- Less than one in every thousand electrical contractors in the UK is female*.
- Male apprentices earn on average £7.10 per hour, while women earn just £6.85**
- According to the DfE***, in 2015-16, more than 72,000 male apprentices started programmes in engineering in England, compared with 6,260 women.
- By contrast DfE data*** shows 40% of all female apprentices started programmes in the health and social care sector, sectors which generally pay a lot less than STEM-related careers.
Unfazed by those statistics, apprentice electrician Gemma Scarlett, 22, from Dagenham is determined to carve a great career for herself in a sector she loves.
Gemma studies at Barking & Dagenham College one day a week and spends the other four days as part of the mechanical and electrical team at The London Borough of Barking & Dagenham.
Keen to encourage other young women to follow in her footsteps, Gemma explains why she enjoys her job so much:

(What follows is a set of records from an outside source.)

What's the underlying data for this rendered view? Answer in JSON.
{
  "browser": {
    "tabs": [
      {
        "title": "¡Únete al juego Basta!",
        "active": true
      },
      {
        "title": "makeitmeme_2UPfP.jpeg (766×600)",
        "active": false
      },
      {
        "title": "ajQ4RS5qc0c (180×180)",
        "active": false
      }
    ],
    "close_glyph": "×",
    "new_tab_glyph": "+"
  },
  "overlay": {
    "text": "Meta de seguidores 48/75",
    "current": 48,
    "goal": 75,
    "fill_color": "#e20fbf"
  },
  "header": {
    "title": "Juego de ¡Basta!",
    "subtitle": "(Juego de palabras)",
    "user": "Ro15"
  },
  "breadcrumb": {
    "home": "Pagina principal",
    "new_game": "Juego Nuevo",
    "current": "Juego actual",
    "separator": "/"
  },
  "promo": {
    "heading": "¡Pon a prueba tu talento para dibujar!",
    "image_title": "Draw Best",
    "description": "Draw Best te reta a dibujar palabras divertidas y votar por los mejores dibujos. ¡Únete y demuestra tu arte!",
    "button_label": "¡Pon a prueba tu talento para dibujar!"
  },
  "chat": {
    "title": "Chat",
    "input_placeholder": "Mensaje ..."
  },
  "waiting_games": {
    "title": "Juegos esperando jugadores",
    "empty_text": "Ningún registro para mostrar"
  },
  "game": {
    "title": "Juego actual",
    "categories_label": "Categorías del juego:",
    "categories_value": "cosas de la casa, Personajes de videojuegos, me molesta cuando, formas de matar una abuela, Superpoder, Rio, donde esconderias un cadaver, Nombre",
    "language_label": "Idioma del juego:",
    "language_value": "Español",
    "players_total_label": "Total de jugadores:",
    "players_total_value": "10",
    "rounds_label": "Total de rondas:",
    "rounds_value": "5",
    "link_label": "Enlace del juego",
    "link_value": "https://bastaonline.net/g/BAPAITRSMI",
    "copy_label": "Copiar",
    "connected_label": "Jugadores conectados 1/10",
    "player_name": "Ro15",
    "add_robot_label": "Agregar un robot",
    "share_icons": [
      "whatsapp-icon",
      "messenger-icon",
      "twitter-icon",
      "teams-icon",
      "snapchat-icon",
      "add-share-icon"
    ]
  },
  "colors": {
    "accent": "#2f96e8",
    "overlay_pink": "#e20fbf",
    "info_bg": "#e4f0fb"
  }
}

“Being an electrician for me was an excellent career choice; I am naturally very practical and no two days are the same. It is a very useful trade to have and there is a variety of work that I do daily which makes the job interesting. I am currently working in domestic properties on door entry systems as well as re-wiring vacant and occupied properties for the council. My mum was always encouraging me to get into construction from an early age, as I was always building and fixing things around the house. My dad is happy for me too, as he knows that this is a great opportunity for my future career prospects. I am very optimistic about the future, as long as I keep putting in the hard work. I am currently three years into a four year Apprenticeship with my final exam being late next year. I want to be really good at my job as an electrician and in the future, I hope to be a manager running my own business.”